Entries from a dataset of interfaces →
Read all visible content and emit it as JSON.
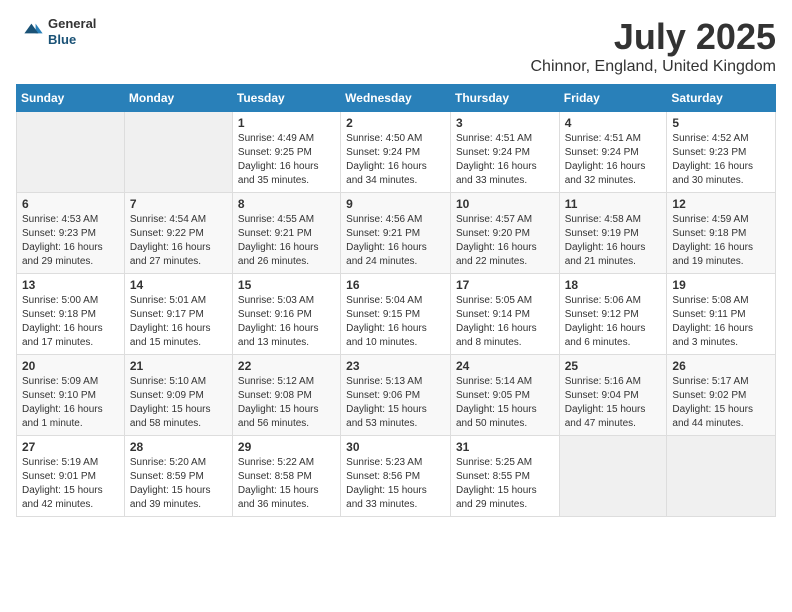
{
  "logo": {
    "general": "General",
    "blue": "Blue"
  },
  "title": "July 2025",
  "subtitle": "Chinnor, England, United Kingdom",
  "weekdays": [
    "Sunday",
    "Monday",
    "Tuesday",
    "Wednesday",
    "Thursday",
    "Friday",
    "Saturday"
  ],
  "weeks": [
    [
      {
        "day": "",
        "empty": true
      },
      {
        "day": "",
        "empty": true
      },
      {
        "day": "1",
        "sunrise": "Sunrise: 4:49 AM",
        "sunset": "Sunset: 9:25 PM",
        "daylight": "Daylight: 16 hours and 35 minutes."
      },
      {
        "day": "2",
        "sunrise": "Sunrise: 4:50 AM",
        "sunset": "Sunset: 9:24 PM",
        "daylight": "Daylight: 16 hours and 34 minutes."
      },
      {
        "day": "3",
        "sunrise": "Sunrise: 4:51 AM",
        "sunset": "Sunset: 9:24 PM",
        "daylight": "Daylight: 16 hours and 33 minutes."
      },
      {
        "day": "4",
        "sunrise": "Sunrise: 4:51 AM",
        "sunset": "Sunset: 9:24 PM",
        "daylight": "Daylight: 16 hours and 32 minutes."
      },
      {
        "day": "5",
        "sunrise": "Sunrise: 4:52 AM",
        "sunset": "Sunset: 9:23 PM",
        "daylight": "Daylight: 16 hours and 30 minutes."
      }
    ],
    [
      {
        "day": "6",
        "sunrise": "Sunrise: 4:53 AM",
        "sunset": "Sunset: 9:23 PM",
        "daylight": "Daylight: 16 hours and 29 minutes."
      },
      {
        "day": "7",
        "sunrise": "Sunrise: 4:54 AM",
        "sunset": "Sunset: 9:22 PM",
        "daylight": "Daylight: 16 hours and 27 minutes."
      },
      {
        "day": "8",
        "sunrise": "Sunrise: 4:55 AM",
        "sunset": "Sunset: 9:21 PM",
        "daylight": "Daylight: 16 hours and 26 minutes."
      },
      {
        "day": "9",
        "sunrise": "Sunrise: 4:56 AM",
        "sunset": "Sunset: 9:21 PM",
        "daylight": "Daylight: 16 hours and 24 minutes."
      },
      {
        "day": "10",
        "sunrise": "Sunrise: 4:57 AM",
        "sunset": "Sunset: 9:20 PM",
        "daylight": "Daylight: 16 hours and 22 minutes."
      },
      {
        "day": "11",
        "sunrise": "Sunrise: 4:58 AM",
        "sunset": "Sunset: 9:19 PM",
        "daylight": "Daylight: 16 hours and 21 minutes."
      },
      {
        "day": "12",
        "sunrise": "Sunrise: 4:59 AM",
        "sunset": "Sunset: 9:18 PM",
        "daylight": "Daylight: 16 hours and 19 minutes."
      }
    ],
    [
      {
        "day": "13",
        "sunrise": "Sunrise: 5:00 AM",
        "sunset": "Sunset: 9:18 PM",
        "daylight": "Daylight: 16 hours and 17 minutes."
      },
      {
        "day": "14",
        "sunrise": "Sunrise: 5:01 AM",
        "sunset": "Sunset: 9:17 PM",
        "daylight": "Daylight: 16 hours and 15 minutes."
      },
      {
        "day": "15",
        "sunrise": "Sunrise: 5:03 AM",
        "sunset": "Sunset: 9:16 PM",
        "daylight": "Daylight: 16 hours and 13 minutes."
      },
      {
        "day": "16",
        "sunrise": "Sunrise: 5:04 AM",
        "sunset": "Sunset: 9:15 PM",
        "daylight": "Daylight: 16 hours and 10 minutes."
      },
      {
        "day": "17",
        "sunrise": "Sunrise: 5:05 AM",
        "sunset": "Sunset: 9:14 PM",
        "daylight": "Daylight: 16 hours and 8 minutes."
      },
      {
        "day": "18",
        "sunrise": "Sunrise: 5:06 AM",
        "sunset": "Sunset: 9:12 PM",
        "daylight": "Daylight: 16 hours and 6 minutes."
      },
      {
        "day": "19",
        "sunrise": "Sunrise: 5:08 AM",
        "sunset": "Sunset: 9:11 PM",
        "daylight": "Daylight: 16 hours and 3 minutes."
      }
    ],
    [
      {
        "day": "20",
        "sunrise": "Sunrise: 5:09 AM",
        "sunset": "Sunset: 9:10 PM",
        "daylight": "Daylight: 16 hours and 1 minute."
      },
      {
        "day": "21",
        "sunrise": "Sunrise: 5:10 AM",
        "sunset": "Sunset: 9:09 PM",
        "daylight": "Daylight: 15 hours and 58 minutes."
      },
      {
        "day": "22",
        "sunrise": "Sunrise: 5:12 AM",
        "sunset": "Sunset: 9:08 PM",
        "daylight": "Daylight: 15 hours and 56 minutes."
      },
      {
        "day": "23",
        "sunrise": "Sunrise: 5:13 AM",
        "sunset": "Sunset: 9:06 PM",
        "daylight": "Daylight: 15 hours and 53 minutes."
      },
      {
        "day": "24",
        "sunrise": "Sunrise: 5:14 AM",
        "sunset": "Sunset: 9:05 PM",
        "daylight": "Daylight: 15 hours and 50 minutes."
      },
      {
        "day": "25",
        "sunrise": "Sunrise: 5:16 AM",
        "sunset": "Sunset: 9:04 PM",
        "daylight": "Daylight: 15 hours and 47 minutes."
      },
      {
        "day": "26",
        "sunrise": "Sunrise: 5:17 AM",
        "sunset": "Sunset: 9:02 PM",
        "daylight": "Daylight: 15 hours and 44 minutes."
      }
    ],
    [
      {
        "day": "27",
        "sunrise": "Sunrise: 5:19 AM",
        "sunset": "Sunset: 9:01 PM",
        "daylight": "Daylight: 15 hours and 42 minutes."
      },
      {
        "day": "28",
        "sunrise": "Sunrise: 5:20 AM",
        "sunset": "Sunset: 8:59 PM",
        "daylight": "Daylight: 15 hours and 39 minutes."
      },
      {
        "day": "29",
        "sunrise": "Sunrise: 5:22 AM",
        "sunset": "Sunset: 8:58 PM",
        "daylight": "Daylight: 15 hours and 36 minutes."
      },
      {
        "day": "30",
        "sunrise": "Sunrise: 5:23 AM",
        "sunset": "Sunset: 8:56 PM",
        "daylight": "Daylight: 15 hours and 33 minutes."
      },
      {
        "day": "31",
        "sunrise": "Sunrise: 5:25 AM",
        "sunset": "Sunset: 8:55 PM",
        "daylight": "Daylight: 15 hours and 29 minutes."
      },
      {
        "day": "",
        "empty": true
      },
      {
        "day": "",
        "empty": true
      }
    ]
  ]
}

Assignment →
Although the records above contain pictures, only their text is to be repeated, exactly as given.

Response to the exercise →
Read all visible content and emit it as JSON.
{
  "logo": {
    "general": "General",
    "blue": "Blue"
  },
  "title": "July 2025",
  "subtitle": "Chinnor, England, United Kingdom",
  "weekdays": [
    "Sunday",
    "Monday",
    "Tuesday",
    "Wednesday",
    "Thursday",
    "Friday",
    "Saturday"
  ],
  "weeks": [
    [
      {
        "day": "",
        "empty": true
      },
      {
        "day": "",
        "empty": true
      },
      {
        "day": "1",
        "sunrise": "Sunrise: 4:49 AM",
        "sunset": "Sunset: 9:25 PM",
        "daylight": "Daylight: 16 hours and 35 minutes."
      },
      {
        "day": "2",
        "sunrise": "Sunrise: 4:50 AM",
        "sunset": "Sunset: 9:24 PM",
        "daylight": "Daylight: 16 hours and 34 minutes."
      },
      {
        "day": "3",
        "sunrise": "Sunrise: 4:51 AM",
        "sunset": "Sunset: 9:24 PM",
        "daylight": "Daylight: 16 hours and 33 minutes."
      },
      {
        "day": "4",
        "sunrise": "Sunrise: 4:51 AM",
        "sunset": "Sunset: 9:24 PM",
        "daylight": "Daylight: 16 hours and 32 minutes."
      },
      {
        "day": "5",
        "sunrise": "Sunrise: 4:52 AM",
        "sunset": "Sunset: 9:23 PM",
        "daylight": "Daylight: 16 hours and 30 minutes."
      }
    ],
    [
      {
        "day": "6",
        "sunrise": "Sunrise: 4:53 AM",
        "sunset": "Sunset: 9:23 PM",
        "daylight": "Daylight: 16 hours and 29 minutes."
      },
      {
        "day": "7",
        "sunrise": "Sunrise: 4:54 AM",
        "sunset": "Sunset: 9:22 PM",
        "daylight": "Daylight: 16 hours and 27 minutes."
      },
      {
        "day": "8",
        "sunrise": "Sunrise: 4:55 AM",
        "sunset": "Sunset: 9:21 PM",
        "daylight": "Daylight: 16 hours and 26 minutes."
      },
      {
        "day": "9",
        "sunrise": "Sunrise: 4:56 AM",
        "sunset": "Sunset: 9:21 PM",
        "daylight": "Daylight: 16 hours and 24 minutes."
      },
      {
        "day": "10",
        "sunrise": "Sunrise: 4:57 AM",
        "sunset": "Sunset: 9:20 PM",
        "daylight": "Daylight: 16 hours and 22 minutes."
      },
      {
        "day": "11",
        "sunrise": "Sunrise: 4:58 AM",
        "sunset": "Sunset: 9:19 PM",
        "daylight": "Daylight: 16 hours and 21 minutes."
      },
      {
        "day": "12",
        "sunrise": "Sunrise: 4:59 AM",
        "sunset": "Sunset: 9:18 PM",
        "daylight": "Daylight: 16 hours and 19 minutes."
      }
    ],
    [
      {
        "day": "13",
        "sunrise": "Sunrise: 5:00 AM",
        "sunset": "Sunset: 9:18 PM",
        "daylight": "Daylight: 16 hours and 17 minutes."
      },
      {
        "day": "14",
        "sunrise": "Sunrise: 5:01 AM",
        "sunset": "Sunset: 9:17 PM",
        "daylight": "Daylight: 16 hours and 15 minutes."
      },
      {
        "day": "15",
        "sunrise": "Sunrise: 5:03 AM",
        "sunset": "Sunset: 9:16 PM",
        "daylight": "Daylight: 16 hours and 13 minutes."
      },
      {
        "day": "16",
        "sunrise": "Sunrise: 5:04 AM",
        "sunset": "Sunset: 9:15 PM",
        "daylight": "Daylight: 16 hours and 10 minutes."
      },
      {
        "day": "17",
        "sunrise": "Sunrise: 5:05 AM",
        "sunset": "Sunset: 9:14 PM",
        "daylight": "Daylight: 16 hours and 8 minutes."
      },
      {
        "day": "18",
        "sunrise": "Sunrise: 5:06 AM",
        "sunset": "Sunset: 9:12 PM",
        "daylight": "Daylight: 16 hours and 6 minutes."
      },
      {
        "day": "19",
        "sunrise": "Sunrise: 5:08 AM",
        "sunset": "Sunset: 9:11 PM",
        "daylight": "Daylight: 16 hours and 3 minutes."
      }
    ],
    [
      {
        "day": "20",
        "sunrise": "Sunrise: 5:09 AM",
        "sunset": "Sunset: 9:10 PM",
        "daylight": "Daylight: 16 hours and 1 minute."
      },
      {
        "day": "21",
        "sunrise": "Sunrise: 5:10 AM",
        "sunset": "Sunset: 9:09 PM",
        "daylight": "Daylight: 15 hours and 58 minutes."
      },
      {
        "day": "22",
        "sunrise": "Sunrise: 5:12 AM",
        "sunset": "Sunset: 9:08 PM",
        "daylight": "Daylight: 15 hours and 56 minutes."
      },
      {
        "day": "23",
        "sunrise": "Sunrise: 5:13 AM",
        "sunset": "Sunset: 9:06 PM",
        "daylight": "Daylight: 15 hours and 53 minutes."
      },
      {
        "day": "24",
        "sunrise": "Sunrise: 5:14 AM",
        "sunset": "Sunset: 9:05 PM",
        "daylight": "Daylight: 15 hours and 50 minutes."
      },
      {
        "day": "25",
        "sunrise": "Sunrise: 5:16 AM",
        "sunset": "Sunset: 9:04 PM",
        "daylight": "Daylight: 15 hours and 47 minutes."
      },
      {
        "day": "26",
        "sunrise": "Sunrise: 5:17 AM",
        "sunset": "Sunset: 9:02 PM",
        "daylight": "Daylight: 15 hours and 44 minutes."
      }
    ],
    [
      {
        "day": "27",
        "sunrise": "Sunrise: 5:19 AM",
        "sunset": "Sunset: 9:01 PM",
        "daylight": "Daylight: 15 hours and 42 minutes."
      },
      {
        "day": "28",
        "sunrise": "Sunrise: 5:20 AM",
        "sunset": "Sunset: 8:59 PM",
        "daylight": "Daylight: 15 hours and 39 minutes."
      },
      {
        "day": "29",
        "sunrise": "Sunrise: 5:22 AM",
        "sunset": "Sunset: 8:58 PM",
        "daylight": "Daylight: 15 hours and 36 minutes."
      },
      {
        "day": "30",
        "sunrise": "Sunrise: 5:23 AM",
        "sunset": "Sunset: 8:56 PM",
        "daylight": "Daylight: 15 hours and 33 minutes."
      },
      {
        "day": "31",
        "sunrise": "Sunrise: 5:25 AM",
        "sunset": "Sunset: 8:55 PM",
        "daylight": "Daylight: 15 hours and 29 minutes."
      },
      {
        "day": "",
        "empty": true
      },
      {
        "day": "",
        "empty": true
      }
    ]
  ]
}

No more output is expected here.